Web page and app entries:
=======

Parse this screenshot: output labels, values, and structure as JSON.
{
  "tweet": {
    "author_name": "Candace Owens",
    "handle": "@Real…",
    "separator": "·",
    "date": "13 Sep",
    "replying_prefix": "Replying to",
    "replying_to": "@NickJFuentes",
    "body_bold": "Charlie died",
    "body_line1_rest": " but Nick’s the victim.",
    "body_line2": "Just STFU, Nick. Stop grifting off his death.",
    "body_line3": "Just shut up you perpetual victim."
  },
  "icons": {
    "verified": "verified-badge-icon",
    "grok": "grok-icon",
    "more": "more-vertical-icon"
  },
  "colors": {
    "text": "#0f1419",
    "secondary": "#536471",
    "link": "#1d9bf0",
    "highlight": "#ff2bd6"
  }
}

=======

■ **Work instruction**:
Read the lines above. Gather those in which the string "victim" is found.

■ **Worked solution**:
    "body_line1_rest": " but Nick’s the victim.",
    "body_line3": "Just shut up you perpetual victim."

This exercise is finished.